I spent yesterday afternoon in a seminar discussing how my teaching can be analyzed for its effectiveness. One much used word is ‘appraisal’. Students may recognize that as meaning those annoying questionnaires that get thrown in front of them in the last two minutes of the final lecture of the year, in which they need to answer questions on the content of the paper and the performance of the lecturer. There’s a vague implication that the university wants to know from its students how they feel about the teaching they have received, but it’s not often made clear.
It was very interesting to learn yesterday exactly how different lecturers use the appraisals. Students might be in for a shock here. It depends very much on the lecturer. Some lecturers carefully go through every form, pull out the major themes from student comments, think how they can improve and make changes for next year’s teaching. Then, next year, they pick their appraisal questionnaire questions carefully so they can assess whether their changes have been effective.
But some lecturers do nothing with them (other than maybe check their overall score isn’t too bad.) All that time the poor student has spent identifying three ways in which the lecturer could improve, etc – the lecturer may choose not even to read it, let alone do anything about it.
Also, something that struck me this morning, is that the appraisal questionnaires that we gave our students here at Waikato in 2009 are not very much different from those I had to fill out as a student in Cambridge in 1989. Twenty years have passed since I first sat in lectures and, on the face of it, not much has actually changed in terms of how the quality of teaching is reviewed (or not). I now wonder what happened to the forms I did back then – did anyone take notice?
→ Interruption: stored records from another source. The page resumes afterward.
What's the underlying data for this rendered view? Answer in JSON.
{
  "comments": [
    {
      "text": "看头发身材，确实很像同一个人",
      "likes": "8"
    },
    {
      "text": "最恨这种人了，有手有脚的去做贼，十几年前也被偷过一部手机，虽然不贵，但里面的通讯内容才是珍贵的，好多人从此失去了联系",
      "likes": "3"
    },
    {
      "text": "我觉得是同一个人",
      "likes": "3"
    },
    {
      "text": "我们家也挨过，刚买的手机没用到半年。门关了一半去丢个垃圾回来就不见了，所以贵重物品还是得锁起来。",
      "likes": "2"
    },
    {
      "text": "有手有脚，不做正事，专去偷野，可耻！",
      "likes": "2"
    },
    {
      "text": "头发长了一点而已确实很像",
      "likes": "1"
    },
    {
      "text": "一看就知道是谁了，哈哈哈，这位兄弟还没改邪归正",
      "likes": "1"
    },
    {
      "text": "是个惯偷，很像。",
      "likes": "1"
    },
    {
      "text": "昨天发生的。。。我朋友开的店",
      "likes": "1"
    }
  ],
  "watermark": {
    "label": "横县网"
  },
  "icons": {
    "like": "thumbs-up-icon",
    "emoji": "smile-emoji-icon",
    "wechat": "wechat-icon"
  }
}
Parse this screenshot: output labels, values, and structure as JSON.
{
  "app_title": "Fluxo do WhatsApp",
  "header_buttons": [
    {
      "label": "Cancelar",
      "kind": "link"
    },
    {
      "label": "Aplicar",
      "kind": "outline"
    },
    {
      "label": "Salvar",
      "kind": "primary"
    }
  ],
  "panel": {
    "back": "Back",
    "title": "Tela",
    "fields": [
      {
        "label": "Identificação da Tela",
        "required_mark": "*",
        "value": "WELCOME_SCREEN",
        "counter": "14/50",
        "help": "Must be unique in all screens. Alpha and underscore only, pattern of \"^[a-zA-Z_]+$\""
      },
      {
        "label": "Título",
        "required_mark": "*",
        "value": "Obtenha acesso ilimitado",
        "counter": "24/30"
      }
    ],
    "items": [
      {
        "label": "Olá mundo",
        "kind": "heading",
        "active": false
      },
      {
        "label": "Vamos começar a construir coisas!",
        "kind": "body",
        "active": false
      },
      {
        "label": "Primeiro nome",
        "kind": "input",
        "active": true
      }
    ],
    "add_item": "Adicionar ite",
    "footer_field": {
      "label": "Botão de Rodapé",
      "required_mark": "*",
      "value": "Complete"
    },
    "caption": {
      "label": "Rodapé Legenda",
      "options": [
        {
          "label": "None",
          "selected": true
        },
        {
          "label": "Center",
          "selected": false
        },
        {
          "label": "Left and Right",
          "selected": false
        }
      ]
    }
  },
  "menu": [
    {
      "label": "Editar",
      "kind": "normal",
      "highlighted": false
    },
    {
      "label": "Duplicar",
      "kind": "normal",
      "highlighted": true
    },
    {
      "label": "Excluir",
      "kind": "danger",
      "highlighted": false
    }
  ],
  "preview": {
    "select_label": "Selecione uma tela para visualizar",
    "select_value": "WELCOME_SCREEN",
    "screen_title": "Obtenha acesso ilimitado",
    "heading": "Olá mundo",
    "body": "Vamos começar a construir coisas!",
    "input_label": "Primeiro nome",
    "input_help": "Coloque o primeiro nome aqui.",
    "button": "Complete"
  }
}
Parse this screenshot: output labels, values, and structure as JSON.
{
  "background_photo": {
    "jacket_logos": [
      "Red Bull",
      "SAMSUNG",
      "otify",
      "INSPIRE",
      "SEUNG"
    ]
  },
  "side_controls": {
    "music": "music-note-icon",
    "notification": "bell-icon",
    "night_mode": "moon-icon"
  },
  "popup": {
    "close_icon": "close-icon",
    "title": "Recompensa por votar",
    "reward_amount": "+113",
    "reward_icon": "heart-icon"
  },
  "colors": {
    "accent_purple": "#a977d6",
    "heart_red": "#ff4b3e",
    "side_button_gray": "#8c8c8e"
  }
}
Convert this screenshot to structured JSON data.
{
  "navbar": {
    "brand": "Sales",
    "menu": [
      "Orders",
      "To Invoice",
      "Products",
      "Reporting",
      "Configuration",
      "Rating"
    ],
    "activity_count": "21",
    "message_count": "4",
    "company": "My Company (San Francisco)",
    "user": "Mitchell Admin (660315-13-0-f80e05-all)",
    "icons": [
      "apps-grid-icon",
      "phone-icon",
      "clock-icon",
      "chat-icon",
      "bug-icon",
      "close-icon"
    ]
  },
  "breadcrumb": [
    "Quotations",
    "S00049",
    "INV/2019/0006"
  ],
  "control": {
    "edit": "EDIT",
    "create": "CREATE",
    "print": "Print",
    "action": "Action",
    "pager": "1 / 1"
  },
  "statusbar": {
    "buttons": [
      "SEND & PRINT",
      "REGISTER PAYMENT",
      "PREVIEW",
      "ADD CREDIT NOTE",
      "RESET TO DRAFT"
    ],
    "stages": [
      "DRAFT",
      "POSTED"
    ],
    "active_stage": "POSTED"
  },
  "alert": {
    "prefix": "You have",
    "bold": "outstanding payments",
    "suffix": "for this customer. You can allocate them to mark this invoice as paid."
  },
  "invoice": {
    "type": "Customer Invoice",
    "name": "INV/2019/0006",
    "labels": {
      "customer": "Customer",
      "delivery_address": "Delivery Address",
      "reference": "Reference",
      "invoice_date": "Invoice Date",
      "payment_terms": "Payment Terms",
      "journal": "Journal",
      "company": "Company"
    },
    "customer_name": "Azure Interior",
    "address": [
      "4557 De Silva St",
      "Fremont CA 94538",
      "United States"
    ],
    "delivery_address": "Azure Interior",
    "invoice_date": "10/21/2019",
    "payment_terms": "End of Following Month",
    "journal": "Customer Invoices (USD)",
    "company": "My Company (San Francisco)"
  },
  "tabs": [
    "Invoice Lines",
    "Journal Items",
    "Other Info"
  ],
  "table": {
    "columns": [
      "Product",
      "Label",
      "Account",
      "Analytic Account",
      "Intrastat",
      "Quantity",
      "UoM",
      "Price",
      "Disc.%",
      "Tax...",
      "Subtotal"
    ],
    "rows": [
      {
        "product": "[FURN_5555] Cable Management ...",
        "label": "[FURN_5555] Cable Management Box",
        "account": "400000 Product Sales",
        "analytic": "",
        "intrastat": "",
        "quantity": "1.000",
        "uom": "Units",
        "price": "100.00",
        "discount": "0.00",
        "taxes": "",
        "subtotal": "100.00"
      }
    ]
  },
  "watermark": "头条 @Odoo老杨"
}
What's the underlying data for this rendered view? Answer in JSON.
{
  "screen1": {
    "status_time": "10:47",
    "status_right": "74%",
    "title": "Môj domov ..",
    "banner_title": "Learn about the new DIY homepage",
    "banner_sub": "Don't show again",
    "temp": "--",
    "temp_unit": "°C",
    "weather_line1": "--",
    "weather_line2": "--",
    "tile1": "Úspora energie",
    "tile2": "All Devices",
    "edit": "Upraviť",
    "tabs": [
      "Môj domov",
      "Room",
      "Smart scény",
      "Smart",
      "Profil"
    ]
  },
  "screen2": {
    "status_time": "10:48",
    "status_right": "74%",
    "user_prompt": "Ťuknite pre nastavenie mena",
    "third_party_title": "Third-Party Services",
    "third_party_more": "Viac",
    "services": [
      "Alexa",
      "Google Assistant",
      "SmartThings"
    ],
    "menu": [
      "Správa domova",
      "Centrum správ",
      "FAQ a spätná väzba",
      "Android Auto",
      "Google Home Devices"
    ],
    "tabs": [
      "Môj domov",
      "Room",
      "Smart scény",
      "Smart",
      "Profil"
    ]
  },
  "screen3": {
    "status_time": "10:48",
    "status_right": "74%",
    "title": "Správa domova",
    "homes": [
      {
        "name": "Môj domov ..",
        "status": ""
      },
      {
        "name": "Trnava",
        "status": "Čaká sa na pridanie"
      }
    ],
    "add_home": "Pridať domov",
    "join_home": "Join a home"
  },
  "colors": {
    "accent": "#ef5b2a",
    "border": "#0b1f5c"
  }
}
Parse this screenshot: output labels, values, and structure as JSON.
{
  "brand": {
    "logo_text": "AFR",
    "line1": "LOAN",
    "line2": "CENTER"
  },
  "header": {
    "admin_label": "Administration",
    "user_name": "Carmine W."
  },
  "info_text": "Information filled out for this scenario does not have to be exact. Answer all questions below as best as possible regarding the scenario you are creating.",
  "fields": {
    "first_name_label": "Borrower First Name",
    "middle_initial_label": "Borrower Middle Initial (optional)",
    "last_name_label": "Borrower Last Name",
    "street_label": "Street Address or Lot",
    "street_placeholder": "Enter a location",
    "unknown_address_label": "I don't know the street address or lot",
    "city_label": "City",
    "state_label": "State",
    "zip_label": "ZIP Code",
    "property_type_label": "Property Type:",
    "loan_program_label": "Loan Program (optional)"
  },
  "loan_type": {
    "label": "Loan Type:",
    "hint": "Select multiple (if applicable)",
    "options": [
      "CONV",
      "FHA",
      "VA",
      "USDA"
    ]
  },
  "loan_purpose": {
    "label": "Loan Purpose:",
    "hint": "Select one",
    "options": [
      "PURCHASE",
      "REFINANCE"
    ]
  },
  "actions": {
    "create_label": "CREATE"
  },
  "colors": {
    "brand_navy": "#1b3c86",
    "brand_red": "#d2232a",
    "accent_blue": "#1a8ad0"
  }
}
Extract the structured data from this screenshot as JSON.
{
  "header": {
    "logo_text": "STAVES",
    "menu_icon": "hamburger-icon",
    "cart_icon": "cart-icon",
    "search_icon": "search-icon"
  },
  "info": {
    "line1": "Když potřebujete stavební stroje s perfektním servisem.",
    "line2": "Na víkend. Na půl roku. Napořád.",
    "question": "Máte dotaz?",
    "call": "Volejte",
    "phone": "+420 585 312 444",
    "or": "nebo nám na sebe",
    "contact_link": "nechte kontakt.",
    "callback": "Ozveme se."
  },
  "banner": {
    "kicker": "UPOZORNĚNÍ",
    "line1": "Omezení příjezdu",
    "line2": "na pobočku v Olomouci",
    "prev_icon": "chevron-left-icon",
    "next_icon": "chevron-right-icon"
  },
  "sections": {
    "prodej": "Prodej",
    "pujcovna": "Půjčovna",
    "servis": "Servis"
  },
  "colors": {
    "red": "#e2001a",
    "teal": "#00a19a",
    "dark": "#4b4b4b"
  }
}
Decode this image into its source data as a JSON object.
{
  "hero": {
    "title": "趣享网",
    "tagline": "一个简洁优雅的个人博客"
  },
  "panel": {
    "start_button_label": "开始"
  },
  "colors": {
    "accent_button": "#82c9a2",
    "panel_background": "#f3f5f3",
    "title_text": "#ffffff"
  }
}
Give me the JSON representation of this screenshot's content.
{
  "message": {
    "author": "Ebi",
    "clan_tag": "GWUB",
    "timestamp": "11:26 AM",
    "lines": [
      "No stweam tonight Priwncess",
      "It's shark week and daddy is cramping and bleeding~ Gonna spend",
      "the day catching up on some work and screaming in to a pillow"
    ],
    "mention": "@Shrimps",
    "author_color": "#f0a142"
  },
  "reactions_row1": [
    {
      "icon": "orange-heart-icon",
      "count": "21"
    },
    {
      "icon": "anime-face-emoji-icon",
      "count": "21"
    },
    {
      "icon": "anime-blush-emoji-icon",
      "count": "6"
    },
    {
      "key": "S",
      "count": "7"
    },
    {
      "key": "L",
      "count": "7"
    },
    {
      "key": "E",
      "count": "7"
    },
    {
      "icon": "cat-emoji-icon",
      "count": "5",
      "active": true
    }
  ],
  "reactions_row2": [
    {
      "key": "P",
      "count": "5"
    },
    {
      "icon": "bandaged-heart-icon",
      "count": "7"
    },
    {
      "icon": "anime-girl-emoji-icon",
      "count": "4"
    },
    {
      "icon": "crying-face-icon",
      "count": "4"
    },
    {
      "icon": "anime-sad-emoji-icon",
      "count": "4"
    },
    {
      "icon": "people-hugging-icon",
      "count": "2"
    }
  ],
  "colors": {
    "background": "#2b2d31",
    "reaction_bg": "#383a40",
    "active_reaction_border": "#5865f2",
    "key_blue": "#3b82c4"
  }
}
But there is actually, as I’m learning, a huge amount of research on how to evaluate your own teaching effectively. So why do we seem to focus so much on those questionnaires?